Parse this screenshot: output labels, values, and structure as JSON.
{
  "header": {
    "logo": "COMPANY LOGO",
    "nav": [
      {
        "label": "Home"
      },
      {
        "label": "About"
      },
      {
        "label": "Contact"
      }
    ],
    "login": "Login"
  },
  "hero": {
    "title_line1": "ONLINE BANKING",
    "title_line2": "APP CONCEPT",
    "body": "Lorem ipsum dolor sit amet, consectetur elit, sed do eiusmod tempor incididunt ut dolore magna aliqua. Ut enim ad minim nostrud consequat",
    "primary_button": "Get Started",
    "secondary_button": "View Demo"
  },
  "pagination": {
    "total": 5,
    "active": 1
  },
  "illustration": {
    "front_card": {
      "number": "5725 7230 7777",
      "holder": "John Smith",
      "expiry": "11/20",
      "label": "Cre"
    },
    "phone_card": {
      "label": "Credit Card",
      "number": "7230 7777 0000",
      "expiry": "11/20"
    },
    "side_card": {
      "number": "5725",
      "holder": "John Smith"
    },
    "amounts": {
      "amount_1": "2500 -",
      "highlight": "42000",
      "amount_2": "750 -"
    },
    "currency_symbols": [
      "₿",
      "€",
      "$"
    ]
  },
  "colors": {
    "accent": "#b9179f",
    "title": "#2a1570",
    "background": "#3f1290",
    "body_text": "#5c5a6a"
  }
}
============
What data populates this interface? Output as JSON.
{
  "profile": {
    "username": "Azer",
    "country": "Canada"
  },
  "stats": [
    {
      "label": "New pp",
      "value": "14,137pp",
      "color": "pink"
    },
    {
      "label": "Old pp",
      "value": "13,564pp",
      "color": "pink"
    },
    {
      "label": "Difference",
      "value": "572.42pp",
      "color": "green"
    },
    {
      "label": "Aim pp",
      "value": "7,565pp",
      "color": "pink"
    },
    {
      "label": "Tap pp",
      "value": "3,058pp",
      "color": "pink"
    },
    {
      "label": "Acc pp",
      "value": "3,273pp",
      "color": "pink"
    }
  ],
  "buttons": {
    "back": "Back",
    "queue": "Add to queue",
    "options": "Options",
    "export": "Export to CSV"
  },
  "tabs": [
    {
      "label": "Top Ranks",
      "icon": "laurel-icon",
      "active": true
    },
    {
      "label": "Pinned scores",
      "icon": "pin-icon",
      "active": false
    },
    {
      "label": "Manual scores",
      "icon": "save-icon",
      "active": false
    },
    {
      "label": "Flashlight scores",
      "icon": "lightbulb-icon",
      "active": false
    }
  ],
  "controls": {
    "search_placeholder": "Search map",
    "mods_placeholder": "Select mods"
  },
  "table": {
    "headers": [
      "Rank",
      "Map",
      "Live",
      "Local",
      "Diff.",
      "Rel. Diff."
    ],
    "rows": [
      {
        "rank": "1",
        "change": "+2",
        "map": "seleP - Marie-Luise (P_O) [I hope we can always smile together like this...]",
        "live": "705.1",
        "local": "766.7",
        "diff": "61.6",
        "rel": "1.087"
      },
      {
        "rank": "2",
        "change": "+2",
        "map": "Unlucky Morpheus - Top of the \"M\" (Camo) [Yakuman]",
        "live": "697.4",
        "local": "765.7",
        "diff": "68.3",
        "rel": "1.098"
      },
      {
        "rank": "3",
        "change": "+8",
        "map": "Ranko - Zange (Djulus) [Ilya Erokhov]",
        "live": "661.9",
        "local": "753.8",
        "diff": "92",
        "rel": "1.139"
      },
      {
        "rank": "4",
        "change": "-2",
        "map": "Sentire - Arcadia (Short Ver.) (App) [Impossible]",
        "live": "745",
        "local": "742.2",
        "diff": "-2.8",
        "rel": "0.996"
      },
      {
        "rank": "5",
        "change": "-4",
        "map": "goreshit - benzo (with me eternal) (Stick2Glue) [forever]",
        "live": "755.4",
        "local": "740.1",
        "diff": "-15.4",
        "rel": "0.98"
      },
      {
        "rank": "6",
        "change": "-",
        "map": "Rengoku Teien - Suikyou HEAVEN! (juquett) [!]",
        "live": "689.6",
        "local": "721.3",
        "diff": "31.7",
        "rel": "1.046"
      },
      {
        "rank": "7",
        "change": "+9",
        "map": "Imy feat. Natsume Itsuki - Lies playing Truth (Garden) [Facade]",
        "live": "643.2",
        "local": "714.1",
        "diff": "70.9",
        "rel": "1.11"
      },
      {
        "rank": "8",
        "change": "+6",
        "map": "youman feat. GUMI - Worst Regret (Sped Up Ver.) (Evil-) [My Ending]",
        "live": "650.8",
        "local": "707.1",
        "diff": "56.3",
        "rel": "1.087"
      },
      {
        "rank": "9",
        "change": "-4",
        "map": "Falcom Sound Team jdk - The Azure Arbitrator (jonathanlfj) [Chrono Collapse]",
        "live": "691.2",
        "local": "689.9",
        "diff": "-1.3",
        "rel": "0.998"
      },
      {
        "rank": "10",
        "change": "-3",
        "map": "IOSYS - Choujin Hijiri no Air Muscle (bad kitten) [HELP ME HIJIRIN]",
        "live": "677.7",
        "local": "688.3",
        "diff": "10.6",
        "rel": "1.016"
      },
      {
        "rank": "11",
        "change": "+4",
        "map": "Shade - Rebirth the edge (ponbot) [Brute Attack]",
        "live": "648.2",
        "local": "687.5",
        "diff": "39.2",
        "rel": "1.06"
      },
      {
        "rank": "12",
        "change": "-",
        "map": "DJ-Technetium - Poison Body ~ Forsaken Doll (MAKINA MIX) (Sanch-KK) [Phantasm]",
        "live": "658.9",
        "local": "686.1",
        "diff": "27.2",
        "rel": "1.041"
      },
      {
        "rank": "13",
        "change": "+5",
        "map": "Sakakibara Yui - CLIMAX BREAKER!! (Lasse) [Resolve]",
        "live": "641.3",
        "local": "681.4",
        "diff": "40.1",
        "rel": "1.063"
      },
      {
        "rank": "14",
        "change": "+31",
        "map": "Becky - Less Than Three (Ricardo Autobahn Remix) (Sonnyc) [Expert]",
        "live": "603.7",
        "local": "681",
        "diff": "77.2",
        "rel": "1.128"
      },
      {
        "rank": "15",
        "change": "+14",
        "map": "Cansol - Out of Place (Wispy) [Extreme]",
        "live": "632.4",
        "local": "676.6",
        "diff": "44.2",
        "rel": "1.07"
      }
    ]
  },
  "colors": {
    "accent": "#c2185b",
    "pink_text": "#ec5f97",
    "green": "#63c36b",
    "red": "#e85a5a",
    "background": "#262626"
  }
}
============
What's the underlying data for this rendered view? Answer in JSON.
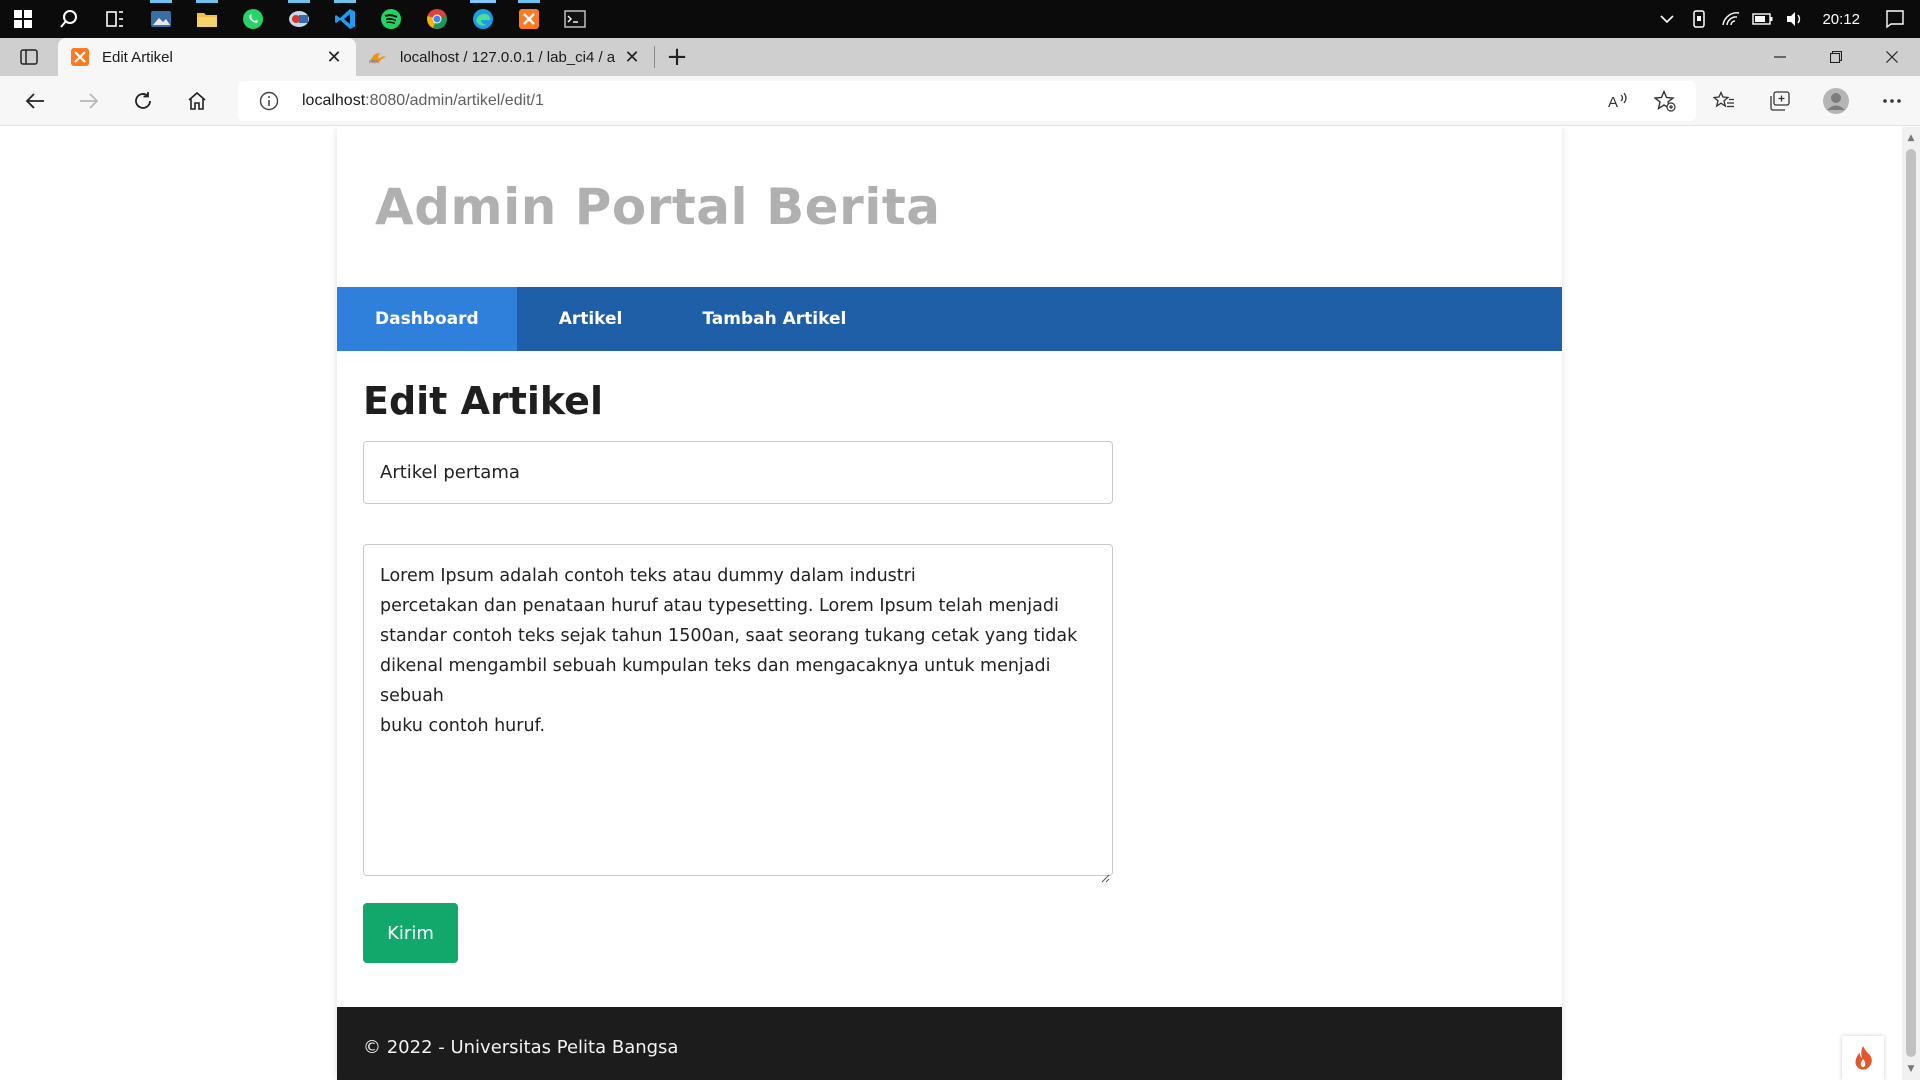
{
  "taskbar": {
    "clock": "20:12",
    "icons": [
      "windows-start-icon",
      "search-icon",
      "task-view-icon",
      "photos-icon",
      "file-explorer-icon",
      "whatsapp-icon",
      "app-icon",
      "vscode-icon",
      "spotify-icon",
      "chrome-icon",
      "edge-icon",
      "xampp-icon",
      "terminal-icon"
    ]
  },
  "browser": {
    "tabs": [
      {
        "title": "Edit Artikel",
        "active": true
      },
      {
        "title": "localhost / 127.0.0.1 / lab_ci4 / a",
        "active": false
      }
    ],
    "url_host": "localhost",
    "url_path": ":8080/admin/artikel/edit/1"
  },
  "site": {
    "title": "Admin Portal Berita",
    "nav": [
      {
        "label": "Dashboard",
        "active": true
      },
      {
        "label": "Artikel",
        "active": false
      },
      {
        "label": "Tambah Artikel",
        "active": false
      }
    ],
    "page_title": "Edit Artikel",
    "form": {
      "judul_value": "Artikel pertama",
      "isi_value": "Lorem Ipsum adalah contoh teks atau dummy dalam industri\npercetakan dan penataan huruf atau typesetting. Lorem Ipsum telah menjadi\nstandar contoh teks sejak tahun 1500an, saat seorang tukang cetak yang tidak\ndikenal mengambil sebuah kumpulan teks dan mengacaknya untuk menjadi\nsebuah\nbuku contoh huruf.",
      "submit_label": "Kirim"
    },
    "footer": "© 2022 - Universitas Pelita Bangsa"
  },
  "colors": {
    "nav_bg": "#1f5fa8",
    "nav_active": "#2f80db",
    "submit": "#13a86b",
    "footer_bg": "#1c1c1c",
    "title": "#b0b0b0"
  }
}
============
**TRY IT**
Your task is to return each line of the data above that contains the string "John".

**RESPONSE TO THIS EXERCISE**
      "holder": "John Smith",
      "holder": "John Smith"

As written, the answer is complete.